JASON: The BAM thing was a culmination of a long tour. It went to a lot of college performance venues. I’ve only seen it in LA at Royce Hall, because I live here, and then at BAM. I know that it did have lots of audiences of veterans and their families. It had runs in Kansas and Kentucky, Virginia, Florida, Texas. It was at college campuses and cities, so I’m sure a good portion of the audience are the people that go see all the touring shows that come to those venues. Anne Hamburger worked really hard with veterans organizations to get people to go there. There are a lot of “veterans in the arts” groups. But the population in a lot of these places — they’re not the people that are going to get a subscription to see Elevator Repair Service come through. So that did take a lot of work, and I think that it was sometimes successful. I think that she has hopes that she’ll find a place to put it — either bring it to military bases or put it in a museum. That’s what En Garde Arts does: nontraditional spaces. So, for instance, she can put it in the Intrepid Museum. I think that that would be great.

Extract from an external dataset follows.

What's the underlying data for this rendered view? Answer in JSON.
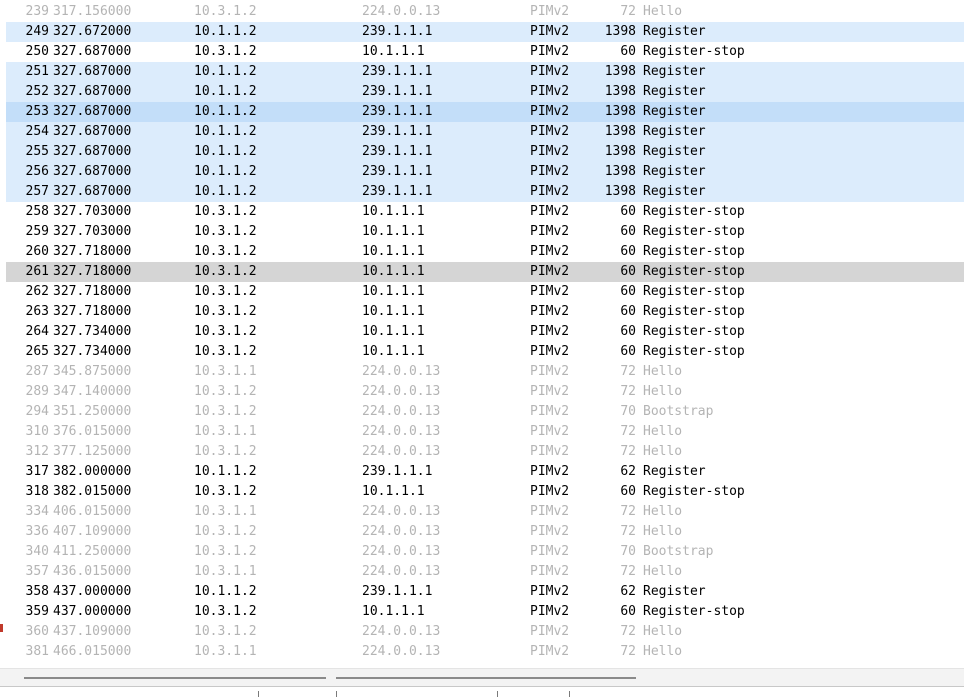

Jason Grote’s plays include “1001,” “Maria/Stuart,” “Civilization,” and “Shostakovich.” He wrote the script for David Levine’s OBIE-winning “HABIT.” Current projects include a play for Radiohole, a commission from Soho Rep, and a film adaptation of John Cheever’s “Goodbye, My Brother” for Water’s Edge Productions. TV writing credits include “Mad Men,” “Hannibal,” “Smash,” “Lizzie Borden: The Fall River Chronicles,”and “Rogue.” He teaches at UC San Diego and was a member of the Civilians’ R&D Lab from 2010-12. He is an alumnus of New Dramatists.